### DATASET CONTENT
--- START ---

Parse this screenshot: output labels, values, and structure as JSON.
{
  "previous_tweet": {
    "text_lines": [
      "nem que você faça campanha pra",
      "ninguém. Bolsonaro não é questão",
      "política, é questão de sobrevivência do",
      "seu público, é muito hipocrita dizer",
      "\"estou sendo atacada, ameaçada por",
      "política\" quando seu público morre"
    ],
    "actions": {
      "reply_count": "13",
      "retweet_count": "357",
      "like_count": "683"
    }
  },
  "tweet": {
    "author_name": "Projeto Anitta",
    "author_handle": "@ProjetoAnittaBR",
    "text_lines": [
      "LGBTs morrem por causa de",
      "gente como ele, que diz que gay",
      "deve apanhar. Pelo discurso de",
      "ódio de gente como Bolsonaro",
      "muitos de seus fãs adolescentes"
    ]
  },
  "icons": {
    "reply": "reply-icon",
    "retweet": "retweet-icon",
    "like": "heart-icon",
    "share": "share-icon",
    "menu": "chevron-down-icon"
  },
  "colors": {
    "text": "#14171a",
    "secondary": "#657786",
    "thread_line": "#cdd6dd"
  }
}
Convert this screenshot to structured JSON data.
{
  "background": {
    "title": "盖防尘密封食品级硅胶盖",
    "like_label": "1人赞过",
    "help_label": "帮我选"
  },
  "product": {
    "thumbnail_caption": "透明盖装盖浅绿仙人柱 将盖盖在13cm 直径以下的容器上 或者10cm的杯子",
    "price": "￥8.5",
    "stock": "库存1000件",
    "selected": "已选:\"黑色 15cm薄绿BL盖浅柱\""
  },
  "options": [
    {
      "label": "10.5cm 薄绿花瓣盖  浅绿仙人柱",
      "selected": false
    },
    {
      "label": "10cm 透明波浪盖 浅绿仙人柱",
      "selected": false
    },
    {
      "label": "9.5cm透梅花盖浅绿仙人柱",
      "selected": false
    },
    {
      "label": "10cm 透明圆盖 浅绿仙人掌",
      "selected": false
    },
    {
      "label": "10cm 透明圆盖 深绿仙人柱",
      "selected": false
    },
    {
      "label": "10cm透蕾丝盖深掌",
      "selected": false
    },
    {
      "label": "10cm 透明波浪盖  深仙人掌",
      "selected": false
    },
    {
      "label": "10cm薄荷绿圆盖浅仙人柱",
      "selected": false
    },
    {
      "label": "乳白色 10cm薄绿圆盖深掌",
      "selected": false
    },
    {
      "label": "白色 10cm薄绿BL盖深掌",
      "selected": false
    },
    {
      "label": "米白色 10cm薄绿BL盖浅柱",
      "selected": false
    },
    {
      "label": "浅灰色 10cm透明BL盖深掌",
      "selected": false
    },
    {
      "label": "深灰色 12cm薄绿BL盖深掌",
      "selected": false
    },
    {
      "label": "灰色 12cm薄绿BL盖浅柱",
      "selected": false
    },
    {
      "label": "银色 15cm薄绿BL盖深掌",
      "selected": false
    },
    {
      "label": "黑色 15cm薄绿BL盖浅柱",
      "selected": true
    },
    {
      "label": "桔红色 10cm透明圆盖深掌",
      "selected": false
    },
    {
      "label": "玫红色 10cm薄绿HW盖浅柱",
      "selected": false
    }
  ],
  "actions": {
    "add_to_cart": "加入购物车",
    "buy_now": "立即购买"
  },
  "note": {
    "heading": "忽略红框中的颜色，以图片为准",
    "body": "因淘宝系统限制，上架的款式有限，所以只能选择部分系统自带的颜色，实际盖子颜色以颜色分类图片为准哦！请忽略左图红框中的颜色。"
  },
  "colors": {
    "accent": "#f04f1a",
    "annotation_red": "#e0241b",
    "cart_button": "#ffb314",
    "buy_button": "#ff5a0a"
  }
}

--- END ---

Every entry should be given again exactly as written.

### EXERCISE OUTPUT
Parse this screenshot: output labels, values, and structure as JSON.
{
  "previous_tweet": {
    "text_lines": [
      "nem que você faça campanha pra",
      "ninguém. Bolsonaro não é questão",
      "política, é questão de sobrevivência do",
      "seu público, é muito hipocrita dizer",
      "\"estou sendo atacada, ameaçada por",
      "política\" quando seu público morre"
    ],
    "actions": {
      "reply_count": "13",
      "retweet_count": "357",
      "like_count": "683"
    }
  },
  "tweet": {
    "author_name": "Projeto Anitta",
    "author_handle": "@ProjetoAnittaBR",
    "text_lines": [
      "LGBTs morrem por causa de",
      "gente como ele, que diz que gay",
      "deve apanhar. Pelo discurso de",
      "ódio de gente como Bolsonaro",
      "muitos de seus fãs adolescentes"
    ]
  },
  "icons": {
    "reply": "reply-icon",
    "retweet": "retweet-icon",
    "like": "heart-icon",
    "share": "share-icon",
    "menu": "chevron-down-icon"
  },
  "colors": {
    "text": "#14171a",
    "secondary": "#657786",
    "thread_line": "#cdd6dd"
  }
}
Convert this screenshot to structured JSON data.
{
  "background": {
    "title": "盖防尘密封食品级硅胶盖",
    "like_label": "1人赞过",
    "help_label": "帮我选"
  },
  "product": {
    "thumbnail_caption": "透明盖装盖浅绿仙人柱 将盖盖在13cm 直径以下的容器上 或者10cm的杯子",
    "price": "￥8.5",
    "stock": "库存1000件",
    "selected": "已选:\"黑色 15cm薄绿BL盖浅柱\""
  },
  "options": [
    {
      "label": "10.5cm 薄绿花瓣盖  浅绿仙人柱",
      "selected": false
    },
    {
      "label": "10cm 透明波浪盖 浅绿仙人柱",
      "selected": false
    },
    {
      "label": "9.5cm透梅花盖浅绿仙人柱",
      "selected": false
    },
    {
      "label": "10cm 透明圆盖 浅绿仙人掌",
      "selected": false
    },
    {
      "label": "10cm 透明圆盖 深绿仙人柱",
      "selected": false
    },
    {
      "label": "10cm透蕾丝盖深掌",
      "selected": false
    },
    {
      "label": "10cm 透明波浪盖  深仙人掌",
      "selected": false
    },
    {
      "label": "10cm薄荷绿圆盖浅仙人柱",
      "selected": false
    },
    {
      "label": "乳白色 10cm薄绿圆盖深掌",
      "selected": false
    },
    {
      "label": "白色 10cm薄绿BL盖深掌",
      "selected": false
    },
    {
      "label": "米白色 10cm薄绿BL盖浅柱",
      "selected": false
    },
    {
      "label": "浅灰色 10cm透明BL盖深掌",
      "selected": false
    },
    {
      "label": "深灰色 12cm薄绿BL盖深掌",
      "selected": false
    },
    {
      "label": "灰色 12cm薄绿BL盖浅柱",
      "selected": false
    },
    {
      "label": "银色 15cm薄绿BL盖深掌",
      "selected": false
    },
    {
      "label": "黑色 15cm薄绿BL盖浅柱",
      "selected": true
    },
    {
      "label": "桔红色 10cm透明圆盖深掌",
      "selected": false
    },
    {
      "label": "玫红色 10cm薄绿HW盖浅柱",
      "selected": false
    }
  ],
  "actions": {
    "add_to_cart": "加入购物车",
    "buy_now": "立即购买"
  },
  "note": {
    "heading": "忽略红框中的颜色，以图片为准",
    "body": "因淘宝系统限制，上架的款式有限，所以只能选择部分系统自带的颜色，实际盖子颜色以颜色分类图片为准哦！请忽略左图红框中的颜色。"
  },
  "colors": {
    "accent": "#f04f1a",
    "annotation_red": "#e0241b",
    "cart_button": "#ffb314",
    "buy_button": "#ff5a0a"
  }
}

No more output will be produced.